Do you love acting, dancing, and singing? If you want to be a future theater professional, you have a lot of options in front of you. However, there are a lot of things to consider as you navigate college research, applications, and auditions.
Here are answers to some of the most confusing questions around college planning for students who want to pursue a theater degree.
Should I get a B.A. or B.F.A.?
A B.F.A. (Bachelor of Fine Arts) pathway is intensive, career-focused training in the performing arts, while a B.A. (Bachelor of Arts) pathway is more concerned with a foundation of knowledge in the arts and sciences.
A B.F.A. may well be the best option for students who truly want to make their career in theater, dance, or other performing arts disciplines. Often, a B.F.A. will be awarded at a conservatory like The Juilliard School, or at the conservatory-style programs at institutions like the University of Southern California (USC) or Carnegie Mellon University. With few or no general education requirements, these programs are basically all performance all the time, except for some theory courses, such as dramatic literature, dramatic theory, and history of theatre. B.F.A. programs are great for their immersive experience -- expect nine-hour days of training -- and many students will be happy to be done with English and math coursework, but students who aren’t 100% sure of their career pathway may miss the breadth of coursework and the more traditional college experience offered elsewhere.
A B.A. offers students the chance to explore, connect, and challenge ideas, both in the theater and across other fields. These degrees are offered by both research universities and liberal arts colleges, and the programs emphasize a broad learning experience in the arts and sciences. Students themselves are in charge of striking a balance between the academics and arts, choosing how to allocate their coursework within their semester schedules. With a B.A., students eyeing a career in theater or dance may miss out on the intensity of a conservatory. However, they will still have many opportunities to perform: There will be less competition for spots in productions, and students will be empowered to collaborate with others to plan and execute their own projects.
Some B.F.A. programs offer a balance between performance and academics. For example, drama students at NYU’s Tisch School of the Arts have a weekly schedule consisting of two days of academics and three days of conservatory. Other programs like this can be found at Emerson College and Boston University.
How important is a name-brand school?
Big, name-brand schools like Juilliard and NYU (and all your other favorites) have benefits, such as name recognition within the niche performing arts industries and high-powered alumni networks, which are especially relevant for the career-focused conservatories.
However, smaller schools can usually offer smaller classes, more opportunities, and more individualized attention. These schools can still have exceptional programs, such as the one at Trinity College, and may allow students to earn semester certificates in the US or abroad at prestigious programs like the Eugene O’Neill Theater Center’s National Theater Institute or the Semester Programme in Classical Acting at the London Academy of Music and Dramatic Art (LAMDA), both of which offer extensive alumni networks to students.
Know that lesser-known colleges can still take you to a successful theater career! If you can audition well, the name on the diploma is irrelevant.
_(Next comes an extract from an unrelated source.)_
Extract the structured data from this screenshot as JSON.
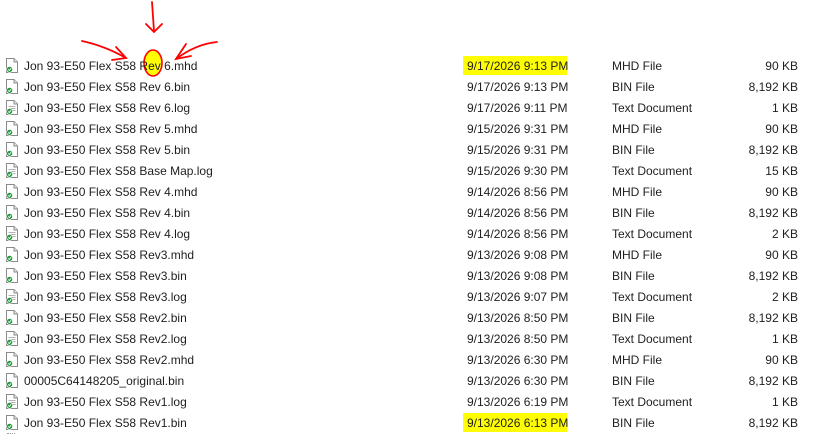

Whichever you go with, remember that your college research is paramount. Explore deeply, ask the right questions, and talk to others to find the best institutions for the individual student.
Want guidance through the hectic college planning process? Whether you’re considering a B.A. or B.F.A., liberal arts college or conservatory, a College Torch college counselor can help simplify the process and get you on track to achieve your goals. Book a session with me to start the conversation.
Robert Powers (M.A. Johns Hopkins) is the college counselor at College Torch. He helps students with all aspects of college admissions. You can reach him by emailing him at firstname.lastname@example.org or by booking a consultation here. Parents can join his private Facebook group for Parents of College-Bound Students.